(Source material begins)

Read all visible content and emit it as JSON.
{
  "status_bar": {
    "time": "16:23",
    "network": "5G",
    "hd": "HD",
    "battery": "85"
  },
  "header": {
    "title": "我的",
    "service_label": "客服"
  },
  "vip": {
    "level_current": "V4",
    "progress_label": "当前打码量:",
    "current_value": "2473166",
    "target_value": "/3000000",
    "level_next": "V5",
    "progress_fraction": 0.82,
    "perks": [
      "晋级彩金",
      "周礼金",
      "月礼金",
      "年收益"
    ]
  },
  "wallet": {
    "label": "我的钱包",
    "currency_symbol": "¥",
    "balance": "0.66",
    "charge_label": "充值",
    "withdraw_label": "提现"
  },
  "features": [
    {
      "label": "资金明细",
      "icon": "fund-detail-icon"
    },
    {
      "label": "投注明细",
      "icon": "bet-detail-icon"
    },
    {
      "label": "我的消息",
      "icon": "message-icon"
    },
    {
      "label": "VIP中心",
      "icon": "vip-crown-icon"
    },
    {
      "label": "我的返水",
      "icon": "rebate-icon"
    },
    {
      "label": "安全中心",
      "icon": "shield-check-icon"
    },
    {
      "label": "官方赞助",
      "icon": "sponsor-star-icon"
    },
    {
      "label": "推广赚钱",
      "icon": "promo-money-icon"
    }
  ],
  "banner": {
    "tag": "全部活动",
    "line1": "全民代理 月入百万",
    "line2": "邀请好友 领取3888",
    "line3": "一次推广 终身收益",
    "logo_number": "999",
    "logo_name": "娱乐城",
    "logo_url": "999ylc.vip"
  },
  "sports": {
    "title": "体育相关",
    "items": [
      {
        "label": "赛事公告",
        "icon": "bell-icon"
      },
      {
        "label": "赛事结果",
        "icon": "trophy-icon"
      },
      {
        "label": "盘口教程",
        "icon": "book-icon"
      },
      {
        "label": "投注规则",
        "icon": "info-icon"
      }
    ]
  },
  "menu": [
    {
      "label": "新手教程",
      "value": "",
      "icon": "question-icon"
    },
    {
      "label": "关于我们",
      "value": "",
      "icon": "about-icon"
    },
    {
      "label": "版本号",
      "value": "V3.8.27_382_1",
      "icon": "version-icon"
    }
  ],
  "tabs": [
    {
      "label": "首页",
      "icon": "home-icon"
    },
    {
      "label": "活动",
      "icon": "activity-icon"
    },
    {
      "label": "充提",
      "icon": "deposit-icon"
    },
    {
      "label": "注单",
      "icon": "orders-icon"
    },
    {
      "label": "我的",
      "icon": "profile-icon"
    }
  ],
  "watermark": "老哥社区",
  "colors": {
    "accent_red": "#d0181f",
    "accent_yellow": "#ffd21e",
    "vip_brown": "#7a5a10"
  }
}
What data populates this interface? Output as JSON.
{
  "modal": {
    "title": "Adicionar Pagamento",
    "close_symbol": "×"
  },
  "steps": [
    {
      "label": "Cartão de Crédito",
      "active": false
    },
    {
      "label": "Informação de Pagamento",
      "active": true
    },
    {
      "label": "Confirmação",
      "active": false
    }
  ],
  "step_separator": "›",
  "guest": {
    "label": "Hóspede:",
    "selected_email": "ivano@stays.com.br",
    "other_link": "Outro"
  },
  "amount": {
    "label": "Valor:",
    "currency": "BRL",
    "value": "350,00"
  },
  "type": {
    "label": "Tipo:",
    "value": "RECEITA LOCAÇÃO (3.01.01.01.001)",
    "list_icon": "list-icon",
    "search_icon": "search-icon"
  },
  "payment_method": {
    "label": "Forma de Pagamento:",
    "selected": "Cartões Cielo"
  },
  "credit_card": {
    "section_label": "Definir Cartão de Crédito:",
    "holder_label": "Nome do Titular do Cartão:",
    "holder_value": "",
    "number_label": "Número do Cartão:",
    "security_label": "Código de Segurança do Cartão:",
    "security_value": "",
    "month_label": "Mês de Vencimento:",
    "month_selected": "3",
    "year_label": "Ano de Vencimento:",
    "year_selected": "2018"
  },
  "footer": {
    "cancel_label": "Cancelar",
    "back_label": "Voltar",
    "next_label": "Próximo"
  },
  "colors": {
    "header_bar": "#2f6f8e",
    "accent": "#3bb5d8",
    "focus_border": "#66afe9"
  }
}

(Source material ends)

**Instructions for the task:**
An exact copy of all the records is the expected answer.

**Response below:**
Read all visible content and emit it as JSON.
{
  "status_bar": {
    "time": "16:23",
    "network": "5G",
    "hd": "HD",
    "battery": "85"
  },
  "header": {
    "title": "我的",
    "service_label": "客服"
  },
  "vip": {
    "level_current": "V4",
    "progress_label": "当前打码量:",
    "current_value": "2473166",
    "target_value": "/3000000",
    "level_next": "V5",
    "progress_fraction": 0.82,
    "perks": [
      "晋级彩金",
      "周礼金",
      "月礼金",
      "年收益"
    ]
  },
  "wallet": {
    "label": "我的钱包",
    "currency_symbol": "¥",
    "balance": "0.66",
    "charge_label": "充值",
    "withdraw_label": "提现"
  },
  "features": [
    {
      "label": "资金明细",
      "icon": "fund-detail-icon"
    },
    {
      "label": "投注明细",
      "icon": "bet-detail-icon"
    },
    {
      "label": "我的消息",
      "icon": "message-icon"
    },
    {
      "label": "VIP中心",
      "icon": "vip-crown-icon"
    },
    {
      "label": "我的返水",
      "icon": "rebate-icon"
    },
    {
      "label": "安全中心",
      "icon": "shield-check-icon"
    },
    {
      "label": "官方赞助",
      "icon": "sponsor-star-icon"
    },
    {
      "label": "推广赚钱",
      "icon": "promo-money-icon"
    }
  ],
  "banner": {
    "tag": "全部活动",
    "line1": "全民代理 月入百万",
    "line2": "邀请好友 领取3888",
    "line3": "一次推广 终身收益",
    "logo_number": "999",
    "logo_name": "娱乐城",
    "logo_url": "999ylc.vip"
  },
  "sports": {
    "title": "体育相关",
    "items": [
      {
        "label": "赛事公告",
        "icon": "bell-icon"
      },
      {
        "label": "赛事结果",
        "icon": "trophy-icon"
      },
      {
        "label": "盘口教程",
        "icon": "book-icon"
      },
      {
        "label": "投注规则",
        "icon": "info-icon"
      }
    ]
  },
  "menu": [
    {
      "label": "新手教程",
      "value": "",
      "icon": "question-icon"
    },
    {
      "label": "关于我们",
      "value": "",
      "icon": "about-icon"
    },
    {
      "label": "版本号",
      "value": "V3.8.27_382_1",
      "icon": "version-icon"
    }
  ],
  "tabs": [
    {
      "label": "首页",
      "icon": "home-icon"
    },
    {
      "label": "活动",
      "icon": "activity-icon"
    },
    {
      "label": "充提",
      "icon": "deposit-icon"
    },
    {
      "label": "注单",
      "icon": "orders-icon"
    },
    {
      "label": "我的",
      "icon": "profile-icon"
    }
  ],
  "watermark": "老哥社区",
  "colors": {
    "accent_red": "#d0181f",
    "accent_yellow": "#ffd21e",
    "vip_brown": "#7a5a10"
  }
}
What data populates this interface? Output as JSON.
{
  "modal": {
    "title": "Adicionar Pagamento",
    "close_symbol": "×"
  },
  "steps": [
    {
      "label": "Cartão de Crédito",
      "active": false
    },
    {
      "label": "Informação de Pagamento",
      "active": true
    },
    {
      "label": "Confirmação",
      "active": false
    }
  ],
  "step_separator": "›",
  "guest": {
    "label": "Hóspede:",
    "selected_email": "ivano@stays.com.br",
    "other_link": "Outro"
  },
  "amount": {
    "label": "Valor:",
    "currency": "BRL",
    "value": "350,00"
  },
  "type": {
    "label": "Tipo:",
    "value": "RECEITA LOCAÇÃO (3.01.01.01.001)",
    "list_icon": "list-icon",
    "search_icon": "search-icon"
  },
  "payment_method": {
    "label": "Forma de Pagamento:",
    "selected": "Cartões Cielo"
  },
  "credit_card": {
    "section_label": "Definir Cartão de Crédito:",
    "holder_label": "Nome do Titular do Cartão:",
    "holder_value": "",
    "number_label": "Número do Cartão:",
    "security_label": "Código de Segurança do Cartão:",
    "security_value": "",
    "month_label": "Mês de Vencimento:",
    "month_selected": "3",
    "year_label": "Ano de Vencimento:",
    "year_selected": "2018"
  },
  "footer": {
    "cancel_label": "Cancelar",
    "back_label": "Voltar",
    "next_label": "Próximo"
  },
  "colors": {
    "header_bar": "#2f6f8e",
    "accent": "#3bb5d8",
    "focus_border": "#66afe9"
  }
}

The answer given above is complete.